A sequence of clicks in otherwise mundane radio signals may indicate the presence of aliens on a Jovian moon in Donoghue’s (UMO, 2018, etc.) sci-fi series entry.
Aerospace engineer Kiera Walsh’s former roommate asks her to meet with a man named Ajay Joshi. He’s an accountant by trade, but he’s also an amateur astronomer who’s made a discovery that Kiera has trouble believing. Specifically, he’s found periodic clicking noises in readily available NASA recordings of Jupiter’s radio waves. Most people claim that these are merely interference, but Ajay surmises that the clicks, which occur in a pattern, are an alien broadcast to Earth from Callisto, one of Jupiter’s moons. When Kiera peruses the recordings, she finds some validity in Ajay’s claims. She and fellow engineer Dante Fulton relay the information to billionaire Augustus Amato, whose company, A3rospace Industries, is focused on deep-space exploration. Amato responds by expediting a mission to Callisto; he suspects that if NASA makes it there first, there will be a coverup. Apparently, NASA has plenty of secrets, including a failed space mission to Callisto 23 years ago and the discovery of alien beings there, known as UMOs (“unidentified magnetic objects”). Soon, the race to Callisto becomes a tense standoff. Donoghue’s multigenre approach to his series opener is a triumph.

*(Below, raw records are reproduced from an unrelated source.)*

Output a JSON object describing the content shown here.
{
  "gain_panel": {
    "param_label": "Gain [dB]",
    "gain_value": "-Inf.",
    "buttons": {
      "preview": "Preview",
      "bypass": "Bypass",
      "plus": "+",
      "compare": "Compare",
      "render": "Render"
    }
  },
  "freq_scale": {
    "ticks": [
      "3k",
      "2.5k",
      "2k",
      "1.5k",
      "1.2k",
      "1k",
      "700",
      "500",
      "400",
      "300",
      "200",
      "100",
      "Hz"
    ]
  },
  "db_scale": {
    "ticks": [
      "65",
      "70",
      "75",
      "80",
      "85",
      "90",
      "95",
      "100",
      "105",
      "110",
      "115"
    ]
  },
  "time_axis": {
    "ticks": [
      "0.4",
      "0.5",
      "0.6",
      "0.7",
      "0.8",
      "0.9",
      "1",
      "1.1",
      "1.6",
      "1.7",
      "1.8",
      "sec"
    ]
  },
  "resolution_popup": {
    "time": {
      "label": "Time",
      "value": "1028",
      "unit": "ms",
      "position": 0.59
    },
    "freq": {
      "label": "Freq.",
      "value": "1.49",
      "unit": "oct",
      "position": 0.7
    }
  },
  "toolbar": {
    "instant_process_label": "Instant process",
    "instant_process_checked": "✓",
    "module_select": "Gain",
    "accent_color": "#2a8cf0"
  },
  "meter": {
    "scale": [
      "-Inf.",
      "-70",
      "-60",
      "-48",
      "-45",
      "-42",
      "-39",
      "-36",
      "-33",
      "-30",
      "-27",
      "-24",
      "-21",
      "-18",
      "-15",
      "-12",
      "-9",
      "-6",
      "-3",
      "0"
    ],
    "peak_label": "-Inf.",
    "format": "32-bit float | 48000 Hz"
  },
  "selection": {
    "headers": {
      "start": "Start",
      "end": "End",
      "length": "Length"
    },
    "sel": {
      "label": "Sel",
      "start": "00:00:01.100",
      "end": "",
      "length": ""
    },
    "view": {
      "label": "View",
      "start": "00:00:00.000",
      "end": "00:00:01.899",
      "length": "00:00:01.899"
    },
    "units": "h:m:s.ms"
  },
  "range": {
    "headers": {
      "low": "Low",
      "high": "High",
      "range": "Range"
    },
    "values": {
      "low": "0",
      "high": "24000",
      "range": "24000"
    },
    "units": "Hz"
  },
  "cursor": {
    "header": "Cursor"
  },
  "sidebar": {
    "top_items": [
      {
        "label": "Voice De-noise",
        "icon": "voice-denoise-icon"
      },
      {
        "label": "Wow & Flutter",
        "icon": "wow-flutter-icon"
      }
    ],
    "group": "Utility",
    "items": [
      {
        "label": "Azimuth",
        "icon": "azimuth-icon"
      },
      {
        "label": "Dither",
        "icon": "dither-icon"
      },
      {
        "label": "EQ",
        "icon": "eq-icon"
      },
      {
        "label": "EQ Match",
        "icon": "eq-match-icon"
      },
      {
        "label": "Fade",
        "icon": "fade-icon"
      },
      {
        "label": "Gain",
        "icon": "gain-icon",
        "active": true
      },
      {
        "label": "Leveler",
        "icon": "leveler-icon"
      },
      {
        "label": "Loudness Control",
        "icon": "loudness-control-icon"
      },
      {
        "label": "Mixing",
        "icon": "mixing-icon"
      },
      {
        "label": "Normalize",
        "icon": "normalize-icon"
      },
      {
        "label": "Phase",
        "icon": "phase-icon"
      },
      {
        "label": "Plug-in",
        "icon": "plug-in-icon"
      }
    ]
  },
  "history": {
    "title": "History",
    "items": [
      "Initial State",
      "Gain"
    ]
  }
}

Although it’s primarily science fiction, the story also boasts thrillerlike suspense (Amato is threatened with imprisonment at one point) and mystery (very little is known about the UMOs, which appear as light). Numerous characters evolve over the course of the story even though it’s only Book 1: Ajay turns out to be more than just an internet conspiracy theorist, and NASA’s chief administrator, Dennis Pritchard, begins as Amato’s ally, but circumstances change their relationship. The narrative is largely driven by dialogue—intelligent, engrossing discussions of such subjects as probe launching and how the UMOs’ behavior is akin to that of Earth’s bees. This approach results in minimal action scenes, but the ending promises further adventures with these well-drawn characters.
A promising, if chatty, first installment in a spacefaring adventure.